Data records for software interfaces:

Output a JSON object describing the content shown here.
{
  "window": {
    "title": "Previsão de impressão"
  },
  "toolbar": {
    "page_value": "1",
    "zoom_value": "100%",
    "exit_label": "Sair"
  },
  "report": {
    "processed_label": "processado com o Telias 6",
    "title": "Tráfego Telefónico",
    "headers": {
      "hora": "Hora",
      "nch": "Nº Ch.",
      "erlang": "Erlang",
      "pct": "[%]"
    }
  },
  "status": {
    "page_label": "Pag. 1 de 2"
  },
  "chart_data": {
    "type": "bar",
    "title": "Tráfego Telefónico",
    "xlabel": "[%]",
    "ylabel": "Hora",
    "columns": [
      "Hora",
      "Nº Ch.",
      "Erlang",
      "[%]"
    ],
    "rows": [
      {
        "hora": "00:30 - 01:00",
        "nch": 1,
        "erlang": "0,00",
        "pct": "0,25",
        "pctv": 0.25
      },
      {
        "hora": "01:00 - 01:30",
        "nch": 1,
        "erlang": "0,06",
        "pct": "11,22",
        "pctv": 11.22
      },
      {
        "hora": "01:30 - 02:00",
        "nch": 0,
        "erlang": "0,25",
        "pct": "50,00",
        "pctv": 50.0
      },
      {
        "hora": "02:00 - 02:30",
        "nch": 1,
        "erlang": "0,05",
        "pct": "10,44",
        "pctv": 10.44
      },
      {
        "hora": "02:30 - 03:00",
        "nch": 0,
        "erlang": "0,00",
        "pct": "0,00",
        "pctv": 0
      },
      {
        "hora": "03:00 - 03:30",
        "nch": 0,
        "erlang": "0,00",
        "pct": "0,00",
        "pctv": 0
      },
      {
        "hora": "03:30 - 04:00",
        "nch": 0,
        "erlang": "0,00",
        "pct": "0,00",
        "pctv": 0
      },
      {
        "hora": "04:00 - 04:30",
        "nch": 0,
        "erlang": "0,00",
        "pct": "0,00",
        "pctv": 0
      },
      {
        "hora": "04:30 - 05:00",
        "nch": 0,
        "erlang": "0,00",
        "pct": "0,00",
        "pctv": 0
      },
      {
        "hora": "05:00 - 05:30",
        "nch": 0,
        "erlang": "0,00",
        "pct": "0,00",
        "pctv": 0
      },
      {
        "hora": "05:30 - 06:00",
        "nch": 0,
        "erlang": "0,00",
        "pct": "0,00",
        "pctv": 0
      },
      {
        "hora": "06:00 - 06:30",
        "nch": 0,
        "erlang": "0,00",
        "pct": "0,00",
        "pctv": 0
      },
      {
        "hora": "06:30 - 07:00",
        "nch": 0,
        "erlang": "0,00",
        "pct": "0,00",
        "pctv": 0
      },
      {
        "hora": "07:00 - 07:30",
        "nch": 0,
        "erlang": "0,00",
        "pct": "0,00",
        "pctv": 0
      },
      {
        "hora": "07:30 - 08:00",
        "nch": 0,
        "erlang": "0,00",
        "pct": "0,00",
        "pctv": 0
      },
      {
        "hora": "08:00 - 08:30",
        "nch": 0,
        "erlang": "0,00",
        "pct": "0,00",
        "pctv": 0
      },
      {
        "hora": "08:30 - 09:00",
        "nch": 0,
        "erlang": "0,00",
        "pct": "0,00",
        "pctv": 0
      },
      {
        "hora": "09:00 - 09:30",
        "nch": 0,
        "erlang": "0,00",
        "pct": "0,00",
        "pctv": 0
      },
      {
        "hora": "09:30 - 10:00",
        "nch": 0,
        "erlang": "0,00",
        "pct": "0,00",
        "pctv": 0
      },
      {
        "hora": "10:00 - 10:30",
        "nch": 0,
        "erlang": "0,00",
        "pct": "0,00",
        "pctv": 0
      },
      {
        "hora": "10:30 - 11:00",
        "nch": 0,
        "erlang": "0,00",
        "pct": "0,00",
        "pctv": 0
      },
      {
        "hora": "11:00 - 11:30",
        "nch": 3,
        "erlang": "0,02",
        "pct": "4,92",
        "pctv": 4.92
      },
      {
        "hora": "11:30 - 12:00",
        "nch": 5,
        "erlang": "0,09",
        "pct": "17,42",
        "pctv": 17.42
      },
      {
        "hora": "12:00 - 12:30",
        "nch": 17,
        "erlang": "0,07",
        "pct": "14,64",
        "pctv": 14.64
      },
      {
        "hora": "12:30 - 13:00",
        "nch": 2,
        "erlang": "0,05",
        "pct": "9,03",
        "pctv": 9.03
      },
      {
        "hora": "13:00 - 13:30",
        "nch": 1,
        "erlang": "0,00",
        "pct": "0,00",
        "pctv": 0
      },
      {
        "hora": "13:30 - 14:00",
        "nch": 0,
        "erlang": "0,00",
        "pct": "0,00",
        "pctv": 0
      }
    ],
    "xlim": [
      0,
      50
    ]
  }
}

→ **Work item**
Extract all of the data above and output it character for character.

→ **Answer**
Output a JSON object describing the content shown here.
{
  "window": {
    "title": "Previsão de impressão"
  },
  "toolbar": {
    "page_value": "1",
    "zoom_value": "100%",
    "exit_label": "Sair"
  },
  "report": {
    "processed_label": "processado com o Telias 6",
    "title": "Tráfego Telefónico",
    "headers": {
      "hora": "Hora",
      "nch": "Nº Ch.",
      "erlang": "Erlang",
      "pct": "[%]"
    }
  },
  "status": {
    "page_label": "Pag. 1 de 2"
  },
  "chart_data": {
    "type": "bar",
    "title": "Tráfego Telefónico",
    "xlabel": "[%]",
    "ylabel": "Hora",
    "columns": [
      "Hora",
      "Nº Ch.",
      "Erlang",
      "[%]"
    ],
    "rows": [
      {
        "hora": "00:30 - 01:00",
        "nch": 1,
        "erlang": "0,00",
        "pct": "0,25",
        "pctv": 0.25
      },
      {
        "hora": "01:00 - 01:30",
        "nch": 1,
        "erlang": "0,06",
        "pct": "11,22",
        "pctv": 11.22
      },
      {
        "hora": "01:30 - 02:00",
        "nch": 0,
        "erlang": "0,25",
        "pct": "50,00",
        "pctv": 50.0
      },
      {
        "hora": "02:00 - 02:30",
        "nch": 1,
        "erlang": "0,05",
        "pct": "10,44",
        "pctv": 10.44
      },
      {
        "hora": "02:30 - 03:00",
        "nch": 0,
        "erlang": "0,00",
        "pct": "0,00",
        "pctv": 0
      },
      {
        "hora": "03:00 - 03:30",
        "nch": 0,
        "erlang": "0,00",
        "pct": "0,00",
        "pctv": 0
      },
      {
        "hora": "03:30 - 04:00",
        "nch": 0,
        "erlang": "0,00",
        "pct": "0,00",
        "pctv": 0
      },
      {
        "hora": "04:00 - 04:30",
        "nch": 0,
        "erlang": "0,00",
        "pct": "0,00",
        "pctv": 0
      },
      {
        "hora": "04:30 - 05:00",
        "nch": 0,
        "erlang": "0,00",
        "pct": "0,00",
        "pctv": 0
      },
      {
        "hora": "05:00 - 05:30",
        "nch": 0,
        "erlang": "0,00",
        "pct": "0,00",
        "pctv": 0
      },
      {
        "hora": "05:30 - 06:00",
        "nch": 0,
        "erlang": "0,00",
        "pct": "0,00",
        "pctv": 0
      },
      {
        "hora": "06:00 - 06:30",
        "nch": 0,
        "erlang": "0,00",
        "pct": "0,00",
        "pctv": 0
      },
      {
        "hora": "06:30 - 07:00",
        "nch": 0,
        "erlang": "0,00",
        "pct": "0,00",
        "pctv": 0
      },
      {
        "hora": "07:00 - 07:30",
        "nch": 0,
        "erlang": "0,00",
        "pct": "0,00",
        "pctv": 0
      },
      {
        "hora": "07:30 - 08:00",
        "nch": 0,
        "erlang": "0,00",
        "pct": "0,00",
        "pctv": 0
      },
      {
        "hora": "08:00 - 08:30",
        "nch": 0,
        "erlang": "0,00",
        "pct": "0,00",
        "pctv": 0
      },
      {
        "hora": "08:30 - 09:00",
        "nch": 0,
        "erlang": "0,00",
        "pct": "0,00",
        "pctv": 0
      },
      {
        "hora": "09:00 - 09:30",
        "nch": 0,
        "erlang": "0,00",
        "pct": "0,00",
        "pctv": 0
      },
      {
        "hora": "09:30 - 10:00",
        "nch": 0,
        "erlang": "0,00",
        "pct": "0,00",
        "pctv": 0
      },
      {
        "hora": "10:00 - 10:30",
        "nch": 0,
        "erlang": "0,00",
        "pct": "0,00",
        "pctv": 0
      },
      {
        "hora": "10:30 - 11:00",
        "nch": 0,
        "erlang": "0,00",
        "pct": "0,00",
        "pctv": 0
      },
      {
        "hora": "11:00 - 11:30",
        "nch": 3,
        "erlang": "0,02",
        "pct": "4,92",
        "pctv": 4.92
      },
      {
        "hora": "11:30 - 12:00",
        "nch": 5,
        "erlang": "0,09",
        "pct": "17,42",
        "pctv": 17.42
      },
      {
        "hora": "12:00 - 12:30",
        "nch": 17,
        "erlang": "0,07",
        "pct": "14,64",
        "pctv": 14.64
      },
      {
        "hora": "12:30 - 13:00",
        "nch": 2,
        "erlang": "0,05",
        "pct": "9,03",
        "pctv": 9.03
      },
      {
        "hora": "13:00 - 13:30",
        "nch": 1,
        "erlang": "0,00",
        "pct": "0,00",
        "pctv": 0
      },
      {
        "hora": "13:30 - 14:00",
        "nch": 0,
        "erlang": "0,00",
        "pct": "0,00",
        "pctv": 0
      }
    ],
    "xlim": [
      0,
      50
    ]
  }
}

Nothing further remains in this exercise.